Not so long ago, ‘never raced or rallied’ was a standard phrase in any classified ad for a vaguely sporting motor. It was meant to convince you that the quietly melting car you were thinking of buying still had plenty of life left in it.
So, with that in mind, would you buy a car from an owner who not only didn’t try to hide its motorsporting activities, but who actually proudly proclaimed them?
If it was a Nissan Primera GT you might. Nissans weren’t the most inspiring cars on the roads in the 1990s, but by gum they were good at taking abuse. The standard P11 Primera of 1995-2002 was slightly less exciting than a piece of chewing gum stuck to your shoe, but the GT had enough bant about it to make it worthy of consideration by the discerning Shedman. Partly because it was developed (partly) by smiley Ringmeister Dirk Schoysman who, with more than 15,000 Ring laps to his credit, knew a thing or two about setting cars up.
The BTCC version of the Primera GT mullered the opposition in 1999, taking the manufacturer’s title with 19 wins from that year’s 26 races. OK, the road GT version is a bit down on power with 150hp, but its shortish gearing (it needs nearly 3,500rpm to run at 70mph in top) allied to a feeling that you will never, ever bust the 2.0 litre twin-cam motor sounds like a marriage made in heaven for your average hard-hearted leadfoot with zero mechanical sympathy.
Even in standard trim, the multilink-suspended, 280mm vented front disc GT looks after itself well. Despite its suburbanite appearance it’s a great basis for a cheap track weapon, especially when it’s festooned with more than its fair share of well-considered chassis mods, like this one. Take a squint at the list in the ad.

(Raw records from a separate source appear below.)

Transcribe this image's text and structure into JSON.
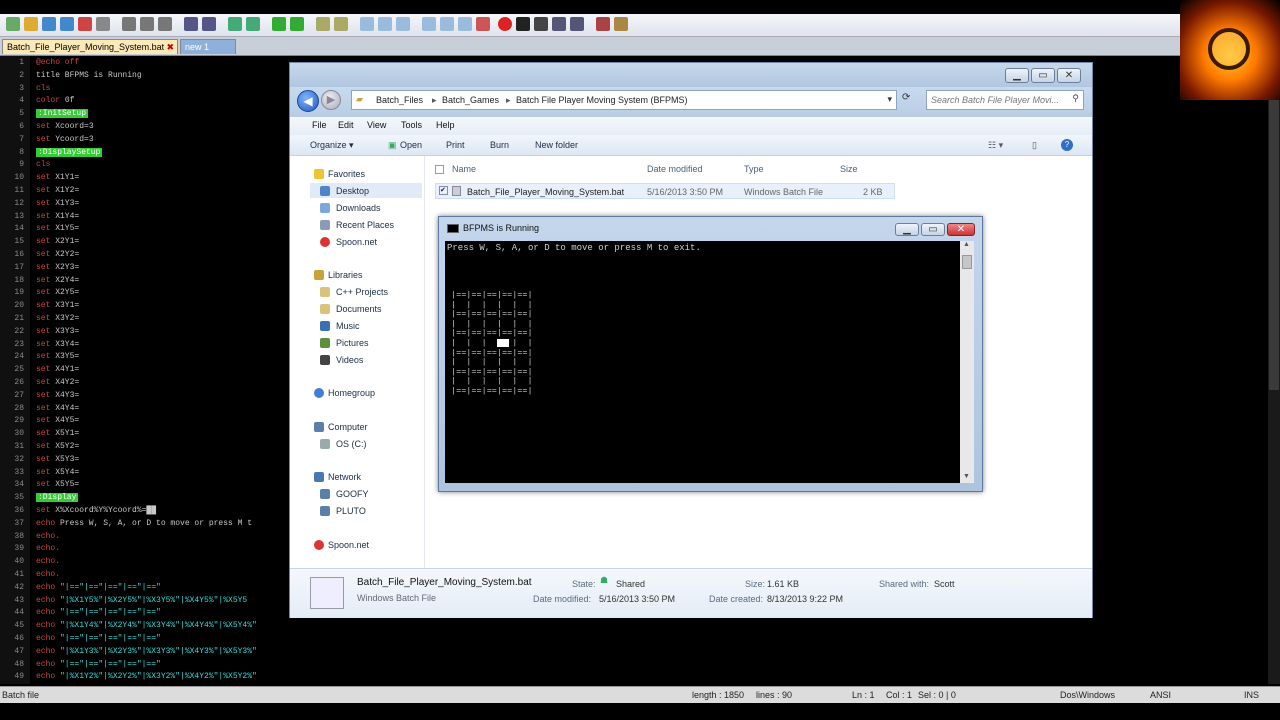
{
  "npp": {
    "tabs": [
      "Batch_File_Player_Moving_System.bat",
      "new 1"
    ],
    "lines": [
      {
        "n": "1",
        "parts": [
          [
            "kw",
            "@echo off"
          ]
        ]
      },
      {
        "n": "2",
        "parts": [
          [
            "",
            "title BFPMS is Running"
          ]
        ]
      },
      {
        "n": "3",
        "parts": [
          [
            "kw",
            "cls"
          ]
        ]
      },
      {
        "n": "4",
        "parts": [
          [
            "kw",
            "color"
          ],
          [
            "",
            " 0f"
          ]
        ]
      },
      {
        "n": "5",
        "parts": [
          [
            "lbl",
            ":InitSetup"
          ]
        ]
      },
      {
        "n": "6",
        "parts": [
          [
            "kw",
            "set"
          ],
          [
            "",
            " Xcoord=3"
          ]
        ]
      },
      {
        "n": "7",
        "parts": [
          [
            "kw",
            "set"
          ],
          [
            "",
            " Ycoord=3"
          ]
        ]
      },
      {
        "n": "8",
        "parts": [
          [
            "lbl",
            ":DisplaySetup"
          ]
        ]
      },
      {
        "n": "9",
        "parts": [
          [
            "kw",
            "cls"
          ]
        ]
      },
      {
        "n": "10",
        "parts": [
          [
            "kw",
            "set"
          ],
          [
            "",
            " X1Y1="
          ]
        ]
      },
      {
        "n": "11",
        "parts": [
          [
            "kw",
            "set"
          ],
          [
            "",
            " X1Y2="
          ]
        ]
      },
      {
        "n": "12",
        "parts": [
          [
            "kw",
            "set"
          ],
          [
            "",
            " X1Y3="
          ]
        ]
      },
      {
        "n": "13",
        "parts": [
          [
            "kw",
            "set"
          ],
          [
            "",
            " X1Y4="
          ]
        ]
      },
      {
        "n": "14",
        "parts": [
          [
            "kw",
            "set"
          ],
          [
            "",
            " X1Y5="
          ]
        ]
      },
      {
        "n": "15",
        "parts": [
          [
            "kw",
            "set"
          ],
          [
            "",
            " X2Y1="
          ]
        ]
      },
      {
        "n": "16",
        "parts": [
          [
            "kw",
            "set"
          ],
          [
            "",
            " X2Y2="
          ]
        ]
      },
      {
        "n": "17",
        "parts": [
          [
            "kw",
            "set"
          ],
          [
            "",
            " X2Y3="
          ]
        ]
      },
      {
        "n": "18",
        "parts": [
          [
            "kw",
            "set"
          ],
          [
            "",
            " X2Y4="
          ]
        ]
      },
      {
        "n": "19",
        "parts": [
          [
            "kw",
            "set"
          ],
          [
            "",
            " X2Y5="
          ]
        ]
      },
      {
        "n": "20",
        "parts": [
          [
            "kw",
            "set"
          ],
          [
            "",
            " X3Y1="
          ]
        ]
      },
      {
        "n": "21",
        "parts": [
          [
            "kw",
            "set"
          ],
          [
            "",
            " X3Y2="
          ]
        ]
      },
      {
        "n": "22",
        "parts": [
          [
            "kw",
            "set"
          ],
          [
            "",
            " X3Y3="
          ]
        ]
      },
      {
        "n": "23",
        "parts": [
          [
            "kw",
            "set"
          ],
          [
            "",
            " X3Y4="
          ]
        ]
      },
      {
        "n": "24",
        "parts": [
          [
            "kw",
            "set"
          ],
          [
            "",
            " X3Y5="
          ]
        ]
      },
      {
        "n": "25",
        "parts": [
          [
            "kw",
            "set"
          ],
          [
            "",
            " X4Y1="
          ]
        ]
      },
      {
        "n": "26",
        "parts": [
          [
            "kw",
            "set"
          ],
          [
            "",
            " X4Y2="
          ]
        ]
      },
      {
        "n": "27",
        "parts": [
          [
            "kw",
            "set"
          ],
          [
            "",
            " X4Y3="
          ]
        ]
      },
      {
        "n": "28",
        "parts": [
          [
            "kw",
            "set"
          ],
          [
            "",
            " X4Y4="
          ]
        ]
      },
      {
        "n": "29",
        "parts": [
          [
            "kw",
            "set"
          ],
          [
            "",
            " X4Y5="
          ]
        ]
      },
      {
        "n": "30",
        "parts": [
          [
            "kw",
            "set"
          ],
          [
            "",
            " X5Y1="
          ]
        ]
      },
      {
        "n": "31",
        "parts": [
          [
            "kw",
            "set"
          ],
          [
            "",
            " X5Y2="
          ]
        ]
      },
      {
        "n": "32",
        "parts": [
          [
            "kw",
            "set"
          ],
          [
            "",
            " X5Y3="
          ]
        ]
      },
      {
        "n": "33",
        "parts": [
          [
            "kw",
            "set"
          ],
          [
            "",
            " X5Y4="
          ]
        ]
      },
      {
        "n": "34",
        "parts": [
          [
            "kw",
            "set"
          ],
          [
            "",
            " X5Y5="
          ]
        ]
      },
      {
        "n": "35",
        "parts": [
          [
            "lbl",
            ":Display"
          ]
        ]
      },
      {
        "n": "36",
        "parts": [
          [
            "kw",
            "set"
          ],
          [
            "",
            " X%Xcoord%Y%Ycoord%=██"
          ]
        ]
      },
      {
        "n": "37",
        "parts": [
          [
            "kw",
            "echo"
          ],
          [
            "",
            " Press W, S, A, or D to move or press M t"
          ]
        ]
      },
      {
        "n": "38",
        "parts": [
          [
            "kw",
            "echo."
          ]
        ]
      },
      {
        "n": "39",
        "parts": [
          [
            "kw",
            "echo."
          ]
        ]
      },
      {
        "n": "40",
        "parts": [
          [
            "kw",
            "echo."
          ]
        ]
      },
      {
        "n": "41",
        "parts": [
          [
            "kw",
            "echo."
          ]
        ]
      },
      {
        "n": "42",
        "parts": [
          [
            "kw",
            "echo"
          ],
          [
            "cy",
            " \"|==\"|==\"|==\"|==\"|==\""
          ]
        ]
      },
      {
        "n": "43",
        "parts": [
          [
            "kw",
            "echo"
          ],
          [
            "cy",
            " \"|%X1Y5%\"|%X2Y5%\"|%X3Y5%\"|%X4Y5%\"|%X5Y5"
          ]
        ]
      },
      {
        "n": "44",
        "parts": [
          [
            "kw",
            "echo"
          ],
          [
            "cy",
            " \"|==\"|==\"|==\"|==\"|==\""
          ]
        ]
      },
      {
        "n": "45",
        "parts": [
          [
            "kw",
            "echo"
          ],
          [
            "cy",
            " \"|%X1Y4%\"|%X2Y4%\"|%X3Y4%\"|%X4Y4%\"|%X5Y4%\""
          ]
        ]
      },
      {
        "n": "46",
        "parts": [
          [
            "kw",
            "echo"
          ],
          [
            "cy",
            " \"|==\"|==\"|==\"|==\"|==\""
          ]
        ]
      },
      {
        "n": "47",
        "parts": [
          [
            "kw",
            "echo"
          ],
          [
            "cy",
            " \"|%X1Y3%\"|%X2Y3%\"|%X3Y3%\"|%X4Y3%\"|%X5Y3%\""
          ]
        ]
      },
      {
        "n": "48",
        "parts": [
          [
            "kw",
            "echo"
          ],
          [
            "cy",
            " \"|==\"|==\"|==\"|==\"|==\""
          ]
        ]
      },
      {
        "n": "49",
        "parts": [
          [
            "kw",
            "echo"
          ],
          [
            "cy",
            " \"|%X1Y2%\"|%X2Y2%\"|%X3Y2%\"|%X4Y2%\"|%X5Y2%\""
          ]
        ]
      }
    ],
    "status": {
      "type": "Batch file",
      "length": "length : 1850",
      "lines": "lines : 90",
      "ln": "Ln : 1",
      "col": "Col : 1",
      "sel": "Sel : 0 | 0",
      "eol": "Dos\\Windows",
      "enc": "ANSI",
      "mode": "INS"
    }
  },
  "explorer": {
    "breadcrumb": [
      "Batch_Files",
      "Batch_Games",
      "Batch File Player Moving System (BFPMS)"
    ],
    "search_placeholder": "Search Batch File Player Movi...",
    "menu": [
      "File",
      "Edit",
      "View",
      "Tools",
      "Help"
    ],
    "commands": [
      "Organize ▾",
      "Open",
      "Print",
      "Burn",
      "New folder"
    ],
    "nav": {
      "favorites": "Favorites",
      "fav_items": [
        "Desktop",
        "Downloads",
        "Recent Places",
        "Spoon.net"
      ],
      "libraries": "Libraries",
      "lib_items": [
        "C++ Projects",
        "Documents",
        "Music",
        "Pictures",
        "Videos"
      ],
      "homegroup": "Homegroup",
      "computer": "Computer",
      "comp_items": [
        "OS (C:)"
      ],
      "network": "Network",
      "net_items": [
        "GOOFY",
        "PLUTO"
      ],
      "spoon": "Spoon.net"
    },
    "columns": [
      "Name",
      "Date modified",
      "Type",
      "Size"
    ],
    "file": {
      "name": "Batch_File_Player_Moving_System.bat",
      "date": "5/16/2013 3:50 PM",
      "type": "Windows Batch File",
      "size": "2 KB"
    },
    "details": {
      "name": "Batch_File_Player_Moving_System.bat",
      "kind": "Windows Batch File",
      "state_label": "State:",
      "state_value": "Shared",
      "size_label": "Size:",
      "size_value": "1.61 KB",
      "shared_label": "Shared with:",
      "shared_value": "Scott",
      "modified_label": "Date modified:",
      "modified_value": "5/16/2013 3:50 PM",
      "created_label": "Date created:",
      "created_value": "8/13/2013 9:22 PM"
    }
  },
  "console": {
    "title": "BFPMS is Running",
    "prompt": "Press W, S, A, or D to move or press M to exit.",
    "grid": "|==|==|==|==|==|\n|  |  |  |  |  |\n|==|==|==|==|==|\n|  |  |  |  |  |\n|==|==|==|==|==|\n|  |  |  |  |  |\n|==|==|==|==|==|\n|  |  |  |  |  |\n|==|==|==|==|==|\n|  |  |  |  |  |\n|==|==|==|==|==|"
  }
}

By the looks and sounds of the ad, this is not just a single-purpose circuit fun car. Of course, these pics might have been taken before the vendor took to the tracks. Maybe it’s all been stripped out now. Shed hopes it hasn’t. He loves the idea of a track car with a road atlas in the front seat pocket – handy for the tedious barren wastes of Silverstone – and with all the back seats still in place.

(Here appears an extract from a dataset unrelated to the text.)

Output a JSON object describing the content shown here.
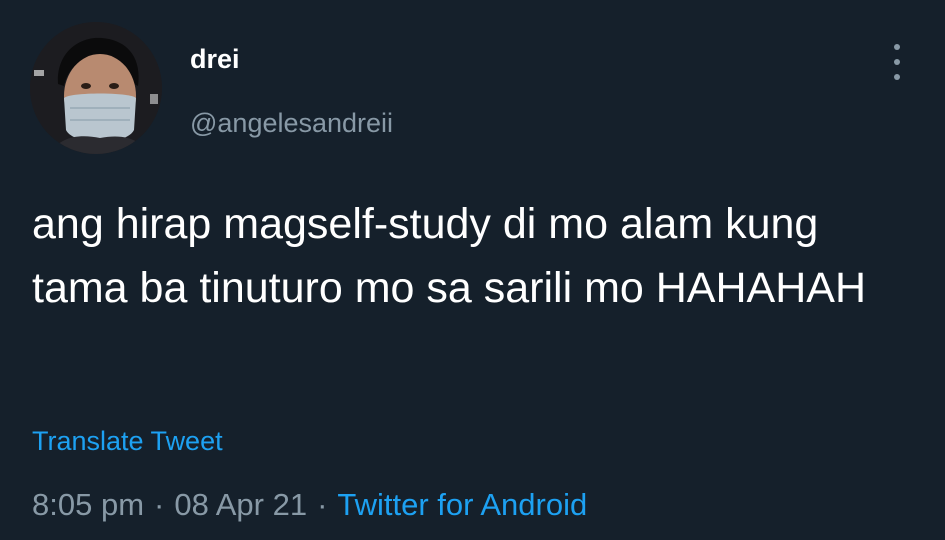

This one isn’t in the ChromaFlair two-tone reflective green paint that the 1998 GTSE Mystic special edition came in, which is a mixed blessing: although it looks great, that flip stuff is murder to match up if you’re aiming for concours spec. Not that you would be doing that with a 1998 Primera, so perhaps that’s a moot point. Instead, our one is in Resale Silver, which given its age and value sounds like another moot point.
Because it’s not one of those 400 Mystics, no leather will meet your touchpoints. As long as you don’t mind 20thcentury velour however you’ll find good support in the seats and a surprisingly good driving position. The turning circle is a bit large, but then so is the carrying capacity of this five-door, five-seat hatchback.
Gearbox oil needs to be checked every now and then. If the level isn’t right, getting into top or reverse will gradually become more difficult. Top links and bushes wear out, but replacements won’t break the bank. ABS problems are fairly common too, and will be down to either a sensor or a broken ring. If it is the ring, you’d be well advised to chuck a new driveshaft in there at the same time as you’re mending it because they’re considered to be consumable items and again they’re not madly expensive. A bust sensor will activate the dash light too and that’s an MOT fail.
Rust in this area can add complication to the fix. It’s a Japanese car of a certain age, so rust is to be expected. If you’re buying this particular car, which we are told is totally solid bar one rear wheel arch, check both inner sills. The tailgate is a known Primera weak spot, and it’s starting to go on our Shed. At least it gives any trackdayer you’ve just overtaken something to tut at after they’ve seen those small brown stains on your passage.
The MOT on this car runs out in November. The only advisory last year was for a non-excessive oil leak, which is hardly something to wet your pants over. Shed likes a non-excessive leak actually, because it means the engine’s getting fresh oil on a regular basis. If you decide to use the car more for fast(ish) public road use than for trackdays, your everyday annoyances could include dodgy headlights, moisture coming through the sunroof, and lost LCDs on the factory ICE head unit.
All the money spent so far has been on the chassis, so the platform is there for the next owner to splurge some cash on the tough and respected SR20 engine. It’s harder to get big increases on these normally aspirated motors than it is on the turbos, but old school tricks to improve the breathing (cams, flowed head, exhaust manifold, throttle bodies) would be a good start. But as Cupid Stunt used to say, we’re giving away the plot.